The functioning of our minds is miraculous, and not fathomable by the ‘ordinary mind’, the mind caught in the opposites. In the blessing verse recited at the end of meals, we have; Pure and beyond the world (of the opposites of the world of Samsara) is the Mind of the trainee. O Holy Buddha, we take refuge in thee. That’s a statement of faith right there.
And so we sit, just sit, which in actual fact is a 24/7 ‘activity’ not just in formal zazen. This just sitting requires of us an exercising of faith/trust with the clear and firm intention to keep returning to just sitting throughout the day (and night). It requires of us to trust the process one enters into when dedicating one’s life to spiritual practice. Paramount is the refraining from evaluations (labelling) ones ‘progress’, or lack of it, and refraining from evaluating others around you; or those who come into our world of awareness. There is a way of thinking and being and acting which one can deliberately choose not to nurture the habit of swirling around in the opposites, mentally and emotionally. All the while Nirvana, or that which lies within Samsara is lurking, calling to us, nudging us to return to effort/awareness (the two are inseparable) return to clear, bright intention

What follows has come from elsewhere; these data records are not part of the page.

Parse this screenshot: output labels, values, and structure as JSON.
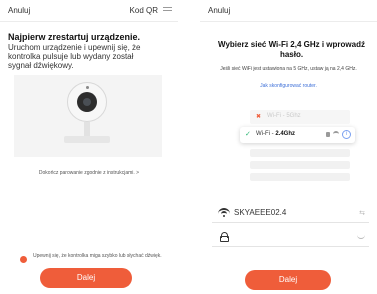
{
  "left_screen": {
    "header": {
      "cancel_label": "Anuluj",
      "qr_label": "Kod QR",
      "qr_icon": "list-icon"
    },
    "title": "Najpierw zrestartuj urządzenie.",
    "description": "Uruchom urządzenie i upewnij się, że kontrolka pulsuje lub wydany został sygnał dźwiękowy.",
    "instruction_link": "Dokończ parowanie zgodnie z instrukcjami. >",
    "confirm_text": "Upewnij się, że kontrolka miga szybko lub słychać dźwięk.",
    "next_button": "Dalej",
    "accent_color": "#ef5d3a"
  },
  "right_screen": {
    "header": {
      "cancel_label": "Anuluj"
    },
    "title": "Wybierz sieć Wi-Fi 2,4 GHz i wprowadź hasło.",
    "subtitle": "Jeśli sieć WiFi jest ustawiona na 5 GHz, ustaw ją na 2,4 GHz.",
    "router_link": "Jak skonfigurować router.",
    "illustration": {
      "unsupported_label": "Wi-Fi - 5Ghz",
      "supported_prefix": "Wi-Fi - ",
      "supported_band": "2.4Ghz"
    },
    "ssid_value": "SKYAEEE02.4",
    "password_value": "",
    "next_button": "Dalej",
    "link_color": "#3d6fd8"
  }
}
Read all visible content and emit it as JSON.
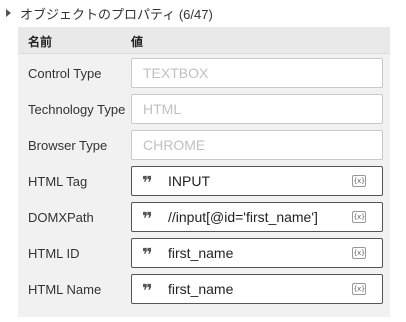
{
  "section": {
    "title": "オブジェクトのプロパティ (6/47)"
  },
  "table": {
    "header_name": "名前",
    "header_value": "値"
  },
  "rows": [
    {
      "label": "Control Type",
      "value": "TEXTBOX",
      "editable": false
    },
    {
      "label": "Technology Type",
      "value": "HTML",
      "editable": false
    },
    {
      "label": "Browser Type",
      "value": "CHROME",
      "editable": false
    },
    {
      "label": "HTML Tag",
      "value": "INPUT",
      "editable": true
    },
    {
      "label": "DOMXPath",
      "value": "//input[@id='first_name']",
      "editable": true
    },
    {
      "label": "HTML ID",
      "value": "first_name",
      "editable": true
    },
    {
      "label": "HTML Name",
      "value": "first_name",
      "editable": true
    }
  ],
  "icons": {
    "quote": "❞",
    "variable": "{x}",
    "expand": "caret-right-icon"
  }
}
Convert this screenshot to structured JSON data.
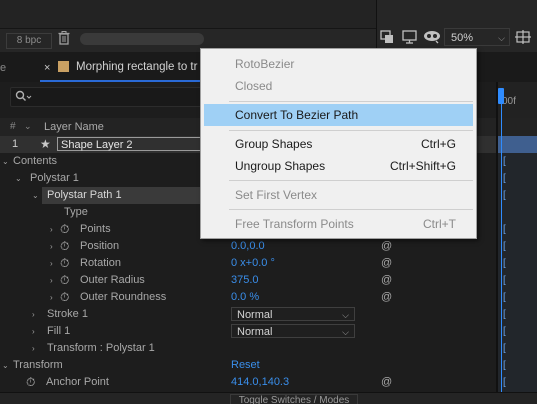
{
  "toolbar": {
    "bit_depth": "8 bpc",
    "trash_icon": "trash-icon",
    "zoom_value": "50%"
  },
  "tab": {
    "close": "×",
    "label": "Morphing rectangle to tr"
  },
  "timeline": {
    "time_label": "00f"
  },
  "columns": {
    "hash": "#",
    "layer_name": "Layer Name"
  },
  "layer": {
    "number": "1",
    "name": "Shape Layer 2"
  },
  "tree": {
    "contents": "Contents",
    "polystar": "Polystar 1",
    "polystar_path": "Polystar Path 1",
    "type": "Type",
    "points": "Points",
    "position": "Position",
    "position_value": "0.0,0.0",
    "rotation": "Rotation",
    "rotation_value": "0 x+0.0 °",
    "outer_radius": "Outer Radius",
    "outer_radius_value": "375.0",
    "outer_roundness": "Outer Roundness",
    "outer_roundness_value": "0.0 %",
    "stroke": "Stroke 1",
    "stroke_mode": "Normal",
    "fill": "Fill 1",
    "fill_mode": "Normal",
    "transform_polystar": "Transform : Polystar 1",
    "transform": "Transform",
    "transform_reset": "Reset",
    "anchor_point": "Anchor Point",
    "anchor_point_value": "414.0,140.3"
  },
  "bottom": {
    "toggle": "Toggle Switches / Modes"
  },
  "context_menu": {
    "items": [
      {
        "label": "RotoBezier",
        "shortcut": "",
        "disabled": true
      },
      {
        "label": "Closed",
        "shortcut": "",
        "disabled": true
      },
      {
        "label": "Convert To Bezier Path",
        "shortcut": "",
        "highlighted": true
      },
      {
        "label": "Group Shapes",
        "shortcut": "Ctrl+G"
      },
      {
        "label": "Ungroup Shapes",
        "shortcut": "Ctrl+Shift+G"
      },
      {
        "label": "Set First Vertex",
        "shortcut": "",
        "disabled": true
      },
      {
        "label": "Free Transform Points",
        "shortcut": "Ctrl+T",
        "disabled": true
      }
    ]
  },
  "colors": {
    "accent": "#2f8cff",
    "menu_highlight": "#9fd0f5",
    "property_value": "#3a8eea"
  }
}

There is a choice. Formal Zazen has a particular place in this choosing because one CHOOSES, deliberately decides to allow projects, planning, and pain to subside. This can take time. It takes time for a boat, having crossed a lake and arrived at a dock, to stop bobby around in the water. It takes time too for the wake generated by its journey through the water to catch up with it, and then settle. Eventually, if the boat just remains by the dock it will settle, stop moving and be still. So too with us when we settle to sit.
Actually there is a power in deliberately and consciously deciding to do something, Zazen for example, when you want to or could do, something else. Even as you settle by the dock (so to speak) you can remake your decision, your intention to ‘just sit’, no add-ons. Yes, the pain and the plans and the projects and whatever else will arise, naturally enough. It is not so easy however to ride out the waves when there are painful thoughts, feelings and emotions. From the past, in the present, or fear of the future. Here, now, the Buddha calls – SILENTLY!
I’ll read you a poem now, by Mary Oliver. It is short and quite unlike the majority of her poems. It speaks of love (saddened love- a box full of darkness, from one once loved) and loss and transformation.
The Uses of Sorrow
(in my sleep I dreamed this poem)
Someone I loved once gave me
a box full of darkness
It took me years to understand
that this, too, was a gift.